If we must drink, then toasting after exercise is the most sensible option. | gemma andreu

The spirited season is back again. A tipple of brandy here, a glass of mulled wine there. Oh, you naughty thing. But it is Christmas, and come January you can return to sobriety and an active lifestyle. But if you do decide to exercise without abstaining, then here are a few things to bear in mind.

Alcohol causes physiological effects when we drink. But these effects differ depending on whether or not we toast before, after, or during exercise; like Christmas Carols, that make me hum along before Christmas, belt out joyously on the 25th, but give me a headache Boxing Day onwards.

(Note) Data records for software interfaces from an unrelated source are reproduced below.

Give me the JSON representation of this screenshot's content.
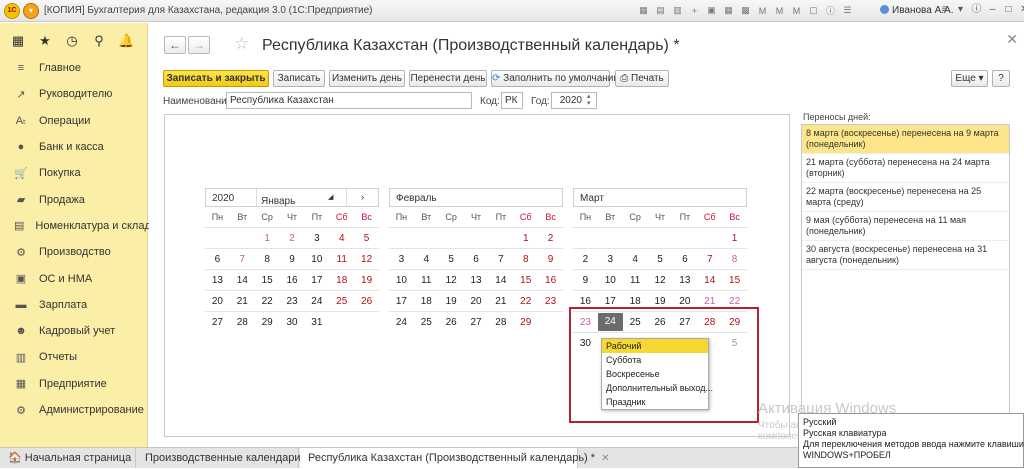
{
  "titlebar": {
    "title": "[КОПИЯ] Бухгалтерия для Казахстана, редакция 3.0 (1С:Предприятие)",
    "user": "Иванова А.А.",
    "logo": "1С"
  },
  "sidebar": {
    "items": [
      {
        "label": "Главное",
        "icon": "≡"
      },
      {
        "label": "Руководителю",
        "icon": "↗"
      },
      {
        "label": "Операции",
        "icon": "Aₜ"
      },
      {
        "label": "Банк и касса",
        "icon": "●"
      },
      {
        "label": "Покупка",
        "icon": "🛒"
      },
      {
        "label": "Продажа",
        "icon": "▰"
      },
      {
        "label": "Номенклатура и склад",
        "icon": "▤"
      },
      {
        "label": "Производство",
        "icon": "⚙"
      },
      {
        "label": "ОС и НМА",
        "icon": "▣"
      },
      {
        "label": "Зарплата",
        "icon": "▬"
      },
      {
        "label": "Кадровый учет",
        "icon": "☻"
      },
      {
        "label": "Отчеты",
        "icon": "▥"
      },
      {
        "label": "Предприятие",
        "icon": "▦"
      },
      {
        "label": "Администрирование",
        "icon": "⚙"
      }
    ]
  },
  "document": {
    "title": "Республика Казахстан (Производственный календарь) *"
  },
  "toolbar": {
    "save_close": "Записать и закрыть",
    "save": "Записать",
    "change_day": "Изменить день",
    "move_day": "Перенести день",
    "fill_default": "Заполнить по умолчанию",
    "print": "Печать",
    "more": "Еще",
    "help": "?"
  },
  "form": {
    "name_label": "Наименование:",
    "name_value": "Республика Казахстан",
    "code_label": "Код:",
    "code_value": "РК",
    "year_label": "Год:",
    "year_value": "2020"
  },
  "calendar": {
    "year": "2020",
    "weekdays": [
      "Пн",
      "Вт",
      "Ср",
      "Чт",
      "Пт",
      "Сб",
      "Вс"
    ],
    "months": [
      {
        "name": "Январь",
        "weeks": [
          [
            "",
            "",
            "1",
            "2",
            "3",
            "4",
            "5"
          ],
          [
            "6",
            "7",
            "8",
            "9",
            "10",
            "11",
            "12"
          ],
          [
            "13",
            "14",
            "15",
            "16",
            "17",
            "18",
            "19"
          ],
          [
            "20",
            "21",
            "22",
            "23",
            "24",
            "25",
            "26"
          ],
          [
            "27",
            "28",
            "29",
            "30",
            "31",
            "",
            ""
          ]
        ]
      },
      {
        "name": "Февраль",
        "weeks": [
          [
            "",
            "",
            "",
            "",
            "",
            "1",
            "2"
          ],
          [
            "3",
            "4",
            "5",
            "6",
            "7",
            "8",
            "9"
          ],
          [
            "10",
            "11",
            "12",
            "13",
            "14",
            "15",
            "16"
          ],
          [
            "17",
            "18",
            "19",
            "20",
            "21",
            "22",
            "23"
          ],
          [
            "24",
            "25",
            "26",
            "27",
            "28",
            "29",
            ""
          ]
        ]
      },
      {
        "name": "Март",
        "weeks": [
          [
            "",
            "",
            "",
            "",
            "",
            "",
            "1"
          ],
          [
            "2",
            "3",
            "4",
            "5",
            "6",
            "7",
            "8"
          ],
          [
            "9",
            "10",
            "11",
            "12",
            "13",
            "14",
            "15"
          ],
          [
            "16",
            "17",
            "18",
            "19",
            "20",
            "21",
            "22"
          ],
          [
            "23",
            "24",
            "25",
            "26",
            "27",
            "28",
            "29"
          ],
          [
            "30",
            "",
            "",
            "",
            "",
            "",
            "5"
          ]
        ]
      }
    ]
  },
  "daytype_menu": {
    "items": [
      "Рабочий",
      "Суббота",
      "Воскресенье",
      "Дополнительный выход...",
      "Праздник"
    ],
    "selected": "Рабочий"
  },
  "transfers": {
    "label": "Переносы дней:",
    "items": [
      "8 марта (воскресенье) перенесена на 9 марта (понедельник)",
      "21 марта (суббота) перенесена на 24 марта (вторник)",
      "22 марта (воскресенье) перенесена на 25 марта (среду)",
      "9 мая (суббота) перенесена на 11 мая (понедельник)",
      "30 августа (воскресенье) перенесена на 31 августа (понедельник)"
    ]
  },
  "tabs": [
    {
      "label": "Начальная страница"
    },
    {
      "label": "Производственные календари"
    },
    {
      "label": "Республика Казахстан (Производственный календарь) *"
    }
  ],
  "overlay": {
    "activation_title": "Активация Windows",
    "activation_text_1": "Чтобы активировать Windows, перейдите в",
    "activation_text_2": "компонент панели управления \"Система\".",
    "lang_1": "Русский",
    "lang_2": "Русская клавиатура",
    "lang_3": "Для переключения методов ввода нажмите клавиши",
    "lang_4": "WINDOWS+ПРОБЕЛ"
  }
}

Before exercise
Remember, alcohol is a diuretic (meaning it makes you pee) accelerating dehydration whenever we go from happy hour to the gym. So, instead of sweating into a headache, drink as many litres of water as you did pints.

Your poor liver also prioritises alcohol metabolism over glucose, which means you might find you’re energy levels drop sooner whilst on the treadmill. A study from Social Insurance Institution of Finland found cyclists to have four percent less leg power after drinking than when they were sober. So, expect lower energy levels after a steamy mug of eggnog (a yank drink, I know, but its origins trace back to ‘posset’, a hot, milky, ale-like brew drunk by medieval Brits).

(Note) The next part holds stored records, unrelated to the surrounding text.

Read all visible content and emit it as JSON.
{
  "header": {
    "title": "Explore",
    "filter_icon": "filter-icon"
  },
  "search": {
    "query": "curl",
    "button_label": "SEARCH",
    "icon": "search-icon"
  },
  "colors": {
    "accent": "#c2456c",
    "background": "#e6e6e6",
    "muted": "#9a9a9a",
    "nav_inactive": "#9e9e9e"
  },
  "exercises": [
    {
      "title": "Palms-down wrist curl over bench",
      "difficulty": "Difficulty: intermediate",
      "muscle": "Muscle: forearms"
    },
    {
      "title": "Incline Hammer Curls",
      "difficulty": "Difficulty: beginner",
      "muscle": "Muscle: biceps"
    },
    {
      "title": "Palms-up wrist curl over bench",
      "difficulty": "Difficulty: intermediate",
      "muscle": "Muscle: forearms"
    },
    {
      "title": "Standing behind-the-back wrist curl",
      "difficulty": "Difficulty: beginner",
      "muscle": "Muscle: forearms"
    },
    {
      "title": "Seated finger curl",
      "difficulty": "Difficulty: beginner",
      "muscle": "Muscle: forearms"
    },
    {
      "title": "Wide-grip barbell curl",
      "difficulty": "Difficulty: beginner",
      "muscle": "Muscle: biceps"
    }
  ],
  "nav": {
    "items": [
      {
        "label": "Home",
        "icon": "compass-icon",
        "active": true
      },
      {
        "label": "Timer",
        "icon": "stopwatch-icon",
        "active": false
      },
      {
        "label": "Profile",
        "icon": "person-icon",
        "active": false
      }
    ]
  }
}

For health and safety concerns, remember that alcohol slows down nerve signals, impairing coordination, balance and reaction times. For your sake and that of others, don’t sit behind the wheel or wield a golf club after your office Christmas party.

During Exercise
Yes, people drink during exercise. In the Beer Mile World Classic, competitors drink one beer (35cl bottle or can) at the start of every lap of a track mile. Canada’s Corey Bellemore is the reigning chug and jog champ. He won the classic for the third time this year at Leigh Sports Village near Manchester. That this race is held in Britain and was won by a Canadian makes me proud to be half Brit, half Canuck.

Bellemore’s record breaking time of 4:33 is impressive. It’s even more remarkable when you factor in chug time. But a liver prioritizing alcohol is slower to remove lactic. And so when you consider the accelerated muscle fatigue of drinking during exercise, his time is downright remarkable. Let’s knight him.

But before we knight the young athlete, we should be wary of the risks of encouraging drinking whilst getting our heart pumping, because alcohol can cause unusual heart rhythms during exercise. Alcohol puts a strain on the cardiovascular system, causing high blood pressure and even heart failure. But according to Dr Michael Richardson of the Boston Medical Center, a few beers are unlikely to cause heart arrhythmia, as it’s usually associated with heavy binge drinking and chronic alcoholism.

After Exercise
With so many negative effects on the body, it seems that if we must drink, then toasting after exercise is the most sensible option. Just remember that alcohol consumption reduces protein synthesis, limiting muscle growth. So, even if you are lifting weights before a festive evening, expect your belly to bulge before your biceps. Of course, how alcohol effects your body also depends on your sex, weight, and how much turkey and mince pies are sponging it up.